Top of GIVEN INFORMATION

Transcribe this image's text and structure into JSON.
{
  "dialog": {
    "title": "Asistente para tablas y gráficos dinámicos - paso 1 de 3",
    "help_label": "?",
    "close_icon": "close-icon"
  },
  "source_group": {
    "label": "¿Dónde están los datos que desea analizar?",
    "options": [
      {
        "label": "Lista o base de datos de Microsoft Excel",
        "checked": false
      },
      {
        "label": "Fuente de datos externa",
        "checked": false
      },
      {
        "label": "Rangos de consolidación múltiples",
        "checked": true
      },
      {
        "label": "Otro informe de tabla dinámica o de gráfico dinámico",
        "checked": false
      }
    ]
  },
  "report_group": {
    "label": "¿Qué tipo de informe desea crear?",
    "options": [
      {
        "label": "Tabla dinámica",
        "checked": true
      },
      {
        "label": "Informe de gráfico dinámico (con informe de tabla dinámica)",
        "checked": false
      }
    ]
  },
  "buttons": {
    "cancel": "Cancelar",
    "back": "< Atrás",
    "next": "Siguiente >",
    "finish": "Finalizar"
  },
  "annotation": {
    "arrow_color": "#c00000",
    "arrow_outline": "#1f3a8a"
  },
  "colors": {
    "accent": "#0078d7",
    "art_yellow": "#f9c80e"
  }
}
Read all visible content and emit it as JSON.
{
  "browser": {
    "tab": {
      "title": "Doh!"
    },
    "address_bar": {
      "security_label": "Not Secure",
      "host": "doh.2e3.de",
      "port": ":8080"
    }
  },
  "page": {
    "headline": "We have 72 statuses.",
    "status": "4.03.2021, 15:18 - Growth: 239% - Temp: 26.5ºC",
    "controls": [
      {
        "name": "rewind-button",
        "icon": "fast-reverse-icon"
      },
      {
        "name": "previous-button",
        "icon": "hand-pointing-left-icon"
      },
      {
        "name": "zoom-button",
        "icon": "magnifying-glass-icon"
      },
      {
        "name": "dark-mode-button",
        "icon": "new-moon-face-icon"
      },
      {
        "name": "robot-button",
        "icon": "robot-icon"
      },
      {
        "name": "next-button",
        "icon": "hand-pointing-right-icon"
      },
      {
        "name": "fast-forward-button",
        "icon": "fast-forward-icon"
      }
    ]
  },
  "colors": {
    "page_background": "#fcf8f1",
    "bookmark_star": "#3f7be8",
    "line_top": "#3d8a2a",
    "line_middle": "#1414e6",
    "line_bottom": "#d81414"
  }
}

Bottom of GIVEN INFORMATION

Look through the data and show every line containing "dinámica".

> _COMPLETED EXERCISE_
        "label": "Otro informe de tabla dinámica o de gráfico dinámico",
        "label": "Tabla dinámica",
        "label": "Informe de gráfico dinámico (con informe de tabla dinámica)",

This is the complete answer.